BEGIN Information
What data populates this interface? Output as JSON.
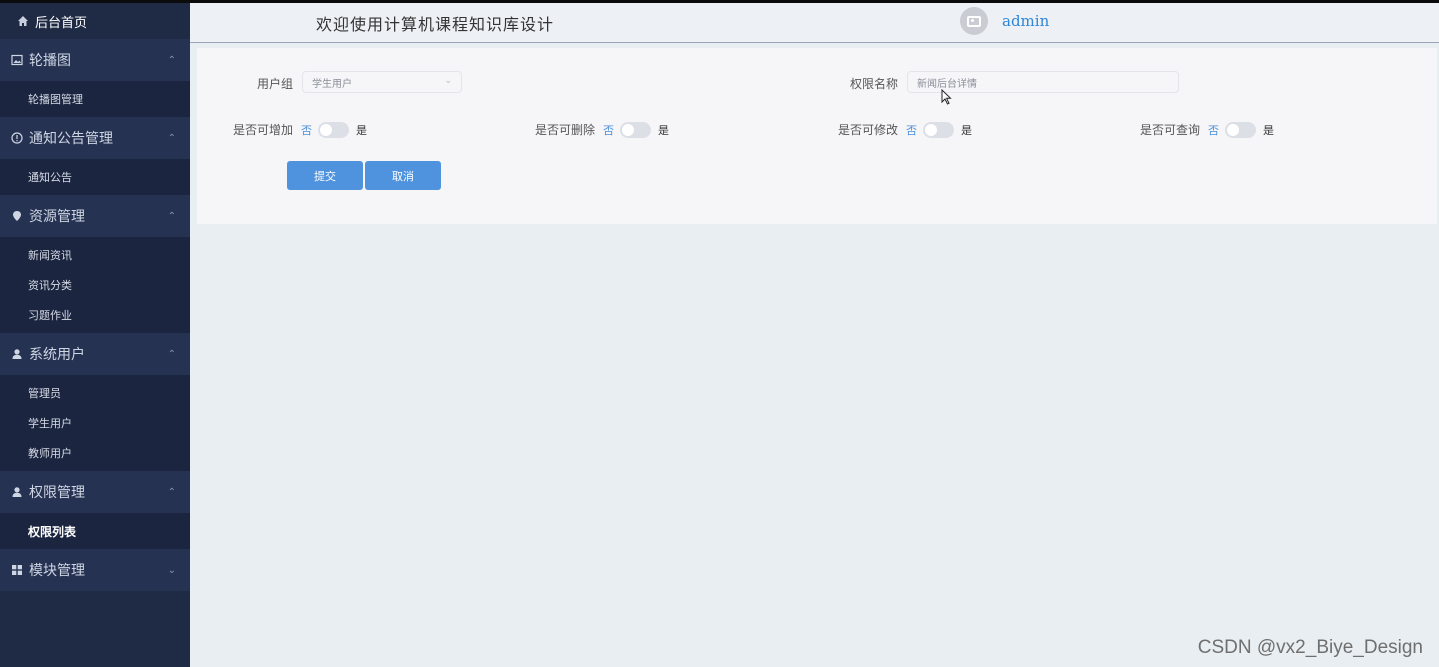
{
  "sidebar": {
    "home_label": "后台首页",
    "groups": [
      {
        "label": "轮播图",
        "icon": "image-icon",
        "items": [
          {
            "label": "轮播图管理"
          }
        ]
      },
      {
        "label": "通知公告管理",
        "icon": "info-circle-icon",
        "items": [
          {
            "label": "通知公告"
          }
        ]
      },
      {
        "label": "资源管理",
        "icon": "location-pin-icon",
        "items": [
          {
            "label": "新闻资讯"
          },
          {
            "label": "资讯分类"
          },
          {
            "label": "习题作业"
          }
        ]
      },
      {
        "label": "系统用户",
        "icon": "user-icon",
        "items": [
          {
            "label": "管理员"
          },
          {
            "label": "学生用户"
          },
          {
            "label": "教师用户"
          }
        ]
      },
      {
        "label": "权限管理",
        "icon": "user-icon",
        "items": [
          {
            "label": "权限列表"
          }
        ]
      },
      {
        "label": "模块管理",
        "icon": "grid-icon",
        "items": []
      }
    ]
  },
  "header": {
    "title": "欢迎使用计算机课程知识库设计",
    "username": "admin"
  },
  "form": {
    "user_group_label": "用户组",
    "user_group_value": "学生用户",
    "permission_name_label": "权限名称",
    "permission_name_value": "新闻后台详情",
    "toggles": [
      {
        "label": "是否可增加",
        "off": "否",
        "on": "是",
        "value": false
      },
      {
        "label": "是否可删除",
        "off": "否",
        "on": "是",
        "value": false
      },
      {
        "label": "是否可修改",
        "off": "否",
        "on": "是",
        "value": false
      },
      {
        "label": "是否可查询",
        "off": "否",
        "on": "是",
        "value": false
      }
    ],
    "submit_label": "提交",
    "cancel_label": "取消"
  },
  "watermark": "CSDN @vx2_Biye_Design",
  "colors": {
    "sidebar_bg": "#1f2a44",
    "accent": "#4f93de",
    "username": "#2f86d6"
  }
}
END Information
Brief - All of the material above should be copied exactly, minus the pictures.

Answer section -
What data populates this interface? Output as JSON.
{
  "sidebar": {
    "home_label": "后台首页",
    "groups": [
      {
        "label": "轮播图",
        "icon": "image-icon",
        "items": [
          {
            "label": "轮播图管理"
          }
        ]
      },
      {
        "label": "通知公告管理",
        "icon": "info-circle-icon",
        "items": [
          {
            "label": "通知公告"
          }
        ]
      },
      {
        "label": "资源管理",
        "icon": "location-pin-icon",
        "items": [
          {
            "label": "新闻资讯"
          },
          {
            "label": "资讯分类"
          },
          {
            "label": "习题作业"
          }
        ]
      },
      {
        "label": "系统用户",
        "icon": "user-icon",
        "items": [
          {
            "label": "管理员"
          },
          {
            "label": "学生用户"
          },
          {
            "label": "教师用户"
          }
        ]
      },
      {
        "label": "权限管理",
        "icon": "user-icon",
        "items": [
          {
            "label": "权限列表"
          }
        ]
      },
      {
        "label": "模块管理",
        "icon": "grid-icon",
        "items": []
      }
    ]
  },
  "header": {
    "title": "欢迎使用计算机课程知识库设计",
    "username": "admin"
  },
  "form": {
    "user_group_label": "用户组",
    "user_group_value": "学生用户",
    "permission_name_label": "权限名称",
    "permission_name_value": "新闻后台详情",
    "toggles": [
      {
        "label": "是否可增加",
        "off": "否",
        "on": "是",
        "value": false
      },
      {
        "label": "是否可删除",
        "off": "否",
        "on": "是",
        "value": false
      },
      {
        "label": "是否可修改",
        "off": "否",
        "on": "是",
        "value": false
      },
      {
        "label": "是否可查询",
        "off": "否",
        "on": "是",
        "value": false
      }
    ],
    "submit_label": "提交",
    "cancel_label": "取消"
  },
  "watermark": "CSDN @vx2_Biye_Design",
  "colors": {
    "sidebar_bg": "#1f2a44",
    "accent": "#4f93de",
    "username": "#2f86d6"
  }
}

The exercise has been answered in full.